A critic takes a second look at Alejandro G. Iñárritu’s ‘Bardo’ — and is thankful he did so.
Review by John Powers
Alejandro G. Iñárritu’s “Bardo (The Dead)” is a visually spectacular, deeply moving, and thoroughly absorbing work of contemporary cinema—but, as a whole, a film that sometimes feels less than wholly engaging.
Iñárritu’s masterful style is best captured when the camera is in long tracking shots or even panning (most often at speeds that are slower than the speed of sound but still feel like a full 360 turns around some part of the film’s central set). These shots let Iñárritu focus on single individuals or on a particular visual image that then gradually expands across the screen as the camera begins to move beyond that one moment as it continues to pan toward the next set of individuals or scene. He uses these expansive shots to great effect to capture a sense of human loneliness, a sense of unceasing repetition, and a growing sense of being engulfed in the ever-present darkness of death.
But despite its visual virtuosity, “Bardo” is less a film than a work of intense, deeply affecting, and often deeply emotional artistry, which it shares with two other significant films in this year’s Oscar race: “The Revenant,” directed by Alejandro González Iñárritu, and “The Lobster,” directed by Paul Thomas Anderson.
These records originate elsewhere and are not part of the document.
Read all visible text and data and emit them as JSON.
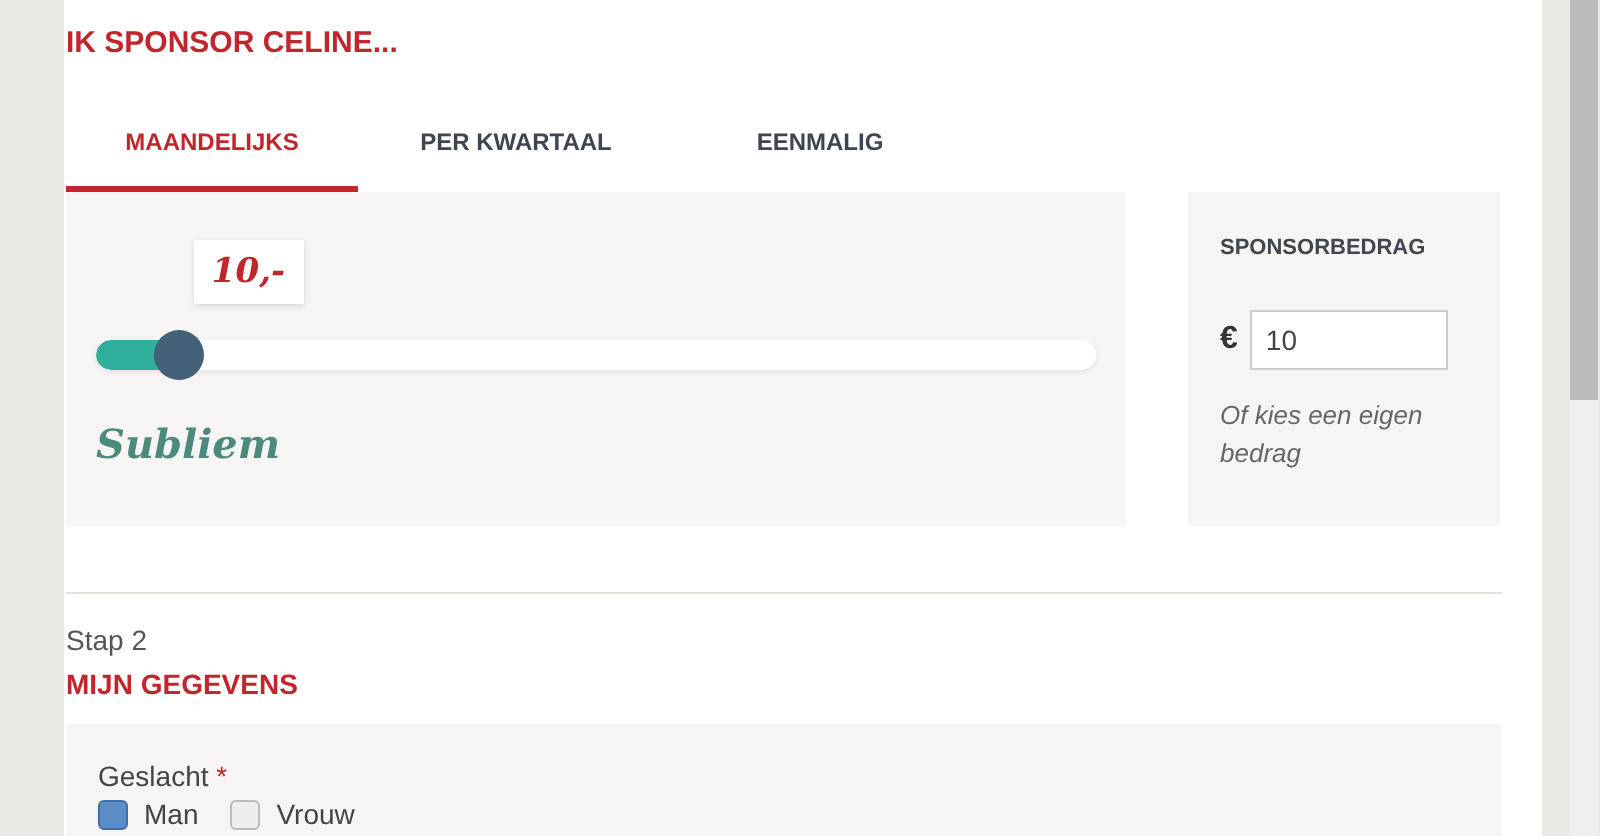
{
  "step1": {
    "title": "IK SPONSOR CELINE..."
  },
  "tabs": [
    {
      "label": "MAANDELIJKS",
      "selected": true
    },
    {
      "label": "PER KWARTAAL",
      "selected": false
    },
    {
      "label": "EENMALIG",
      "selected": false
    }
  ],
  "slider": {
    "bubble": "10,-",
    "level": 0.084,
    "caption": "Subliem"
  },
  "amount": {
    "heading": "SPONSORBEDRAG",
    "currency": "€",
    "value": "10",
    "hint": "Of kies een eigen bedrag"
  },
  "step2": {
    "step": "Stap 2",
    "title": "MIJN GEGEVENS"
  },
  "form": {
    "label": "Geslacht",
    "required": "*",
    "options": [
      {
        "label": "Man",
        "checked": true
      },
      {
        "label": "Vrouw",
        "checked": false
      }
    ]
  }
}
The Revenant (2016)
“The Revenant” looks and feels, quite obviously, like a traditional Hollywood film. What makes it different is the fact that it’s an Iñárritu film. The director’s style is distinctly Mexican, and his film also has a narrative structure that is decidedly not linear.
González Iñárritu’s story is based on a true